The American Clean Energy and Security Act: Myths and Facts of H.R. 2454
Posted on: November 17, 2009
The U.S. House of Representatives approved H.R. 2454, the American Clean Energy and Security Act by Reps. Waxman (D-CA) and Markey (D-MA). Following NAR’s long-standing policy to only take a position on legislation, or provisions within legislation that have a direct affect on real estate, NAR worked with our Congressional allies to strip the Energy Bill of provisions that would have adversely affected our industry.
After multiple consultations with the NAR Climate Presidential Advisory Group, the NAR Land Use, Property Rights and Environment Committee, and state associations who had dealt with energy audit legislation at the state level, the Land Use, Property Rights and Environment Committee directed NAR staff to concentrate on the real estate provisions in the bill. As a result, NAR issued calls for action and made this a talking point for Capitol Hill visits during its recent Midyear meeting.
Overall, REALTORS® succeeded in making a number of positive changes affecting the real estate provisions of the bill. The House-approved bill:
- Does not create a federal energy audit requirement for real property;
- Exempts existing homes and buildings from any federal guidelines for new construction energy efficiency information labels.
- Prohibits the implementation of any labeling during a sales transaction.
- Leaves the decision to states as to whether to require energy audits, disclosures, etc.
- Provides property owners with significant financial incentives, matching grants and tools to make property improvements and reduce their energy bills;
- Prohibits the Environmental Protection Agency from regulating residential and commercial buildings under the Clean Air Act;
- Eliminated an early proposal to allow citizens to sue over minor climate risks under the Clean Air Act; and
- Establishes green building incentives for HUD housing, including a loan program for renewable energy, block grants and credit for upgrades in mortgage underwriting.
For more information about the American Clean Energy and Security Act, see NAR's Information Pack.

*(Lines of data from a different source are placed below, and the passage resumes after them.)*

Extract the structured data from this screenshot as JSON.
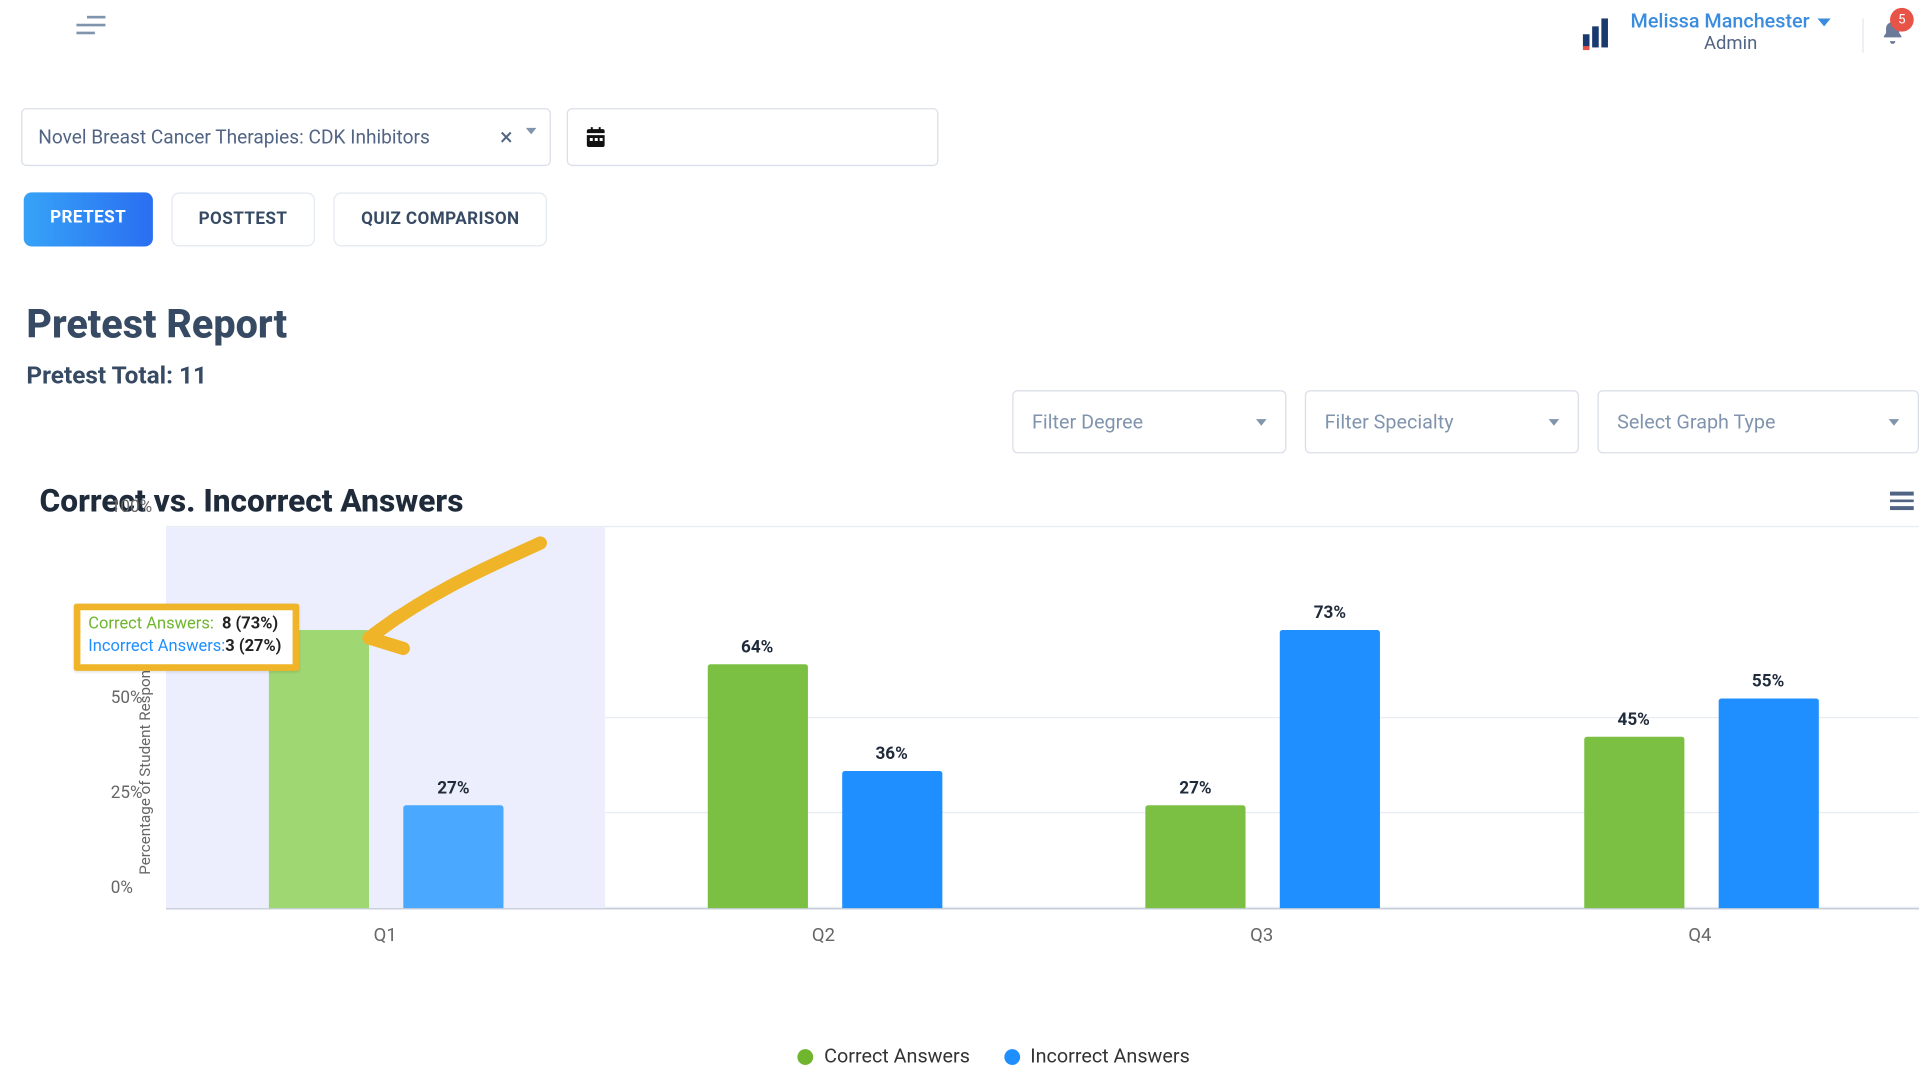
{
  "header": {
    "user_name": "Melissa Manchester",
    "user_role": "Admin",
    "notif_count": "5"
  },
  "controls": {
    "course": "Novel Breast Cancer Therapies: CDK Inhibitors"
  },
  "tabs": {
    "pretest": "PRETEST",
    "posttest": "POSTTEST",
    "quiz_comparison": "QUIZ COMPARISON"
  },
  "report": {
    "title": "Pretest Report",
    "subtitle": "Pretest Total: 11"
  },
  "filters": {
    "degree": "Filter Degree",
    "specialty": "Filter Specialty",
    "graph_type": "Select Graph Type"
  },
  "chart": {
    "title": "Correct vs. Incorrect Answers",
    "ylabel": "Percentage of Student Response",
    "legend_correct": "Correct Answers",
    "legend_incorrect": "Incorrect Answers",
    "yticks": {
      "t0": "0%",
      "t25": "25%",
      "t50": "50%",
      "t100": "100%"
    },
    "xticks": {
      "q1": "Q1",
      "q2": "Q2",
      "q3": "Q3",
      "q4": "Q4"
    },
    "labels": {
      "q1_i": "27%",
      "q2_c": "64%",
      "q2_i": "36%",
      "q3_c": "27%",
      "q3_i": "73%",
      "q4_c": "45%",
      "q4_i": "55%"
    },
    "tooltip": {
      "correct_label": "Correct Answers:",
      "correct_value": "8 (73%)",
      "incorrect_label": "Incorrect Answers:",
      "incorrect_value": "3 (27%)"
    }
  },
  "chart_data": {
    "type": "bar",
    "title": "Correct vs. Incorrect Answers",
    "xlabel": "",
    "ylabel": "Percentage of Student Response",
    "ylim": [
      0,
      100
    ],
    "categories": [
      "Q1",
      "Q2",
      "Q3",
      "Q4"
    ],
    "series": [
      {
        "name": "Correct Answers",
        "values": [
          73,
          64,
          27,
          45
        ],
        "color": "#7bc043"
      },
      {
        "name": "Incorrect Answers",
        "values": [
          27,
          36,
          73,
          55
        ],
        "color": "#1f8fff"
      }
    ],
    "counts": {
      "Q1": {
        "correct": 8,
        "incorrect": 3,
        "total": 11
      }
    }
  }
}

The Senate must still pass its version of an energy and climate bill. If this occurs a House–Senate conference committee will be held to reconcile differences between the House and Senate bills.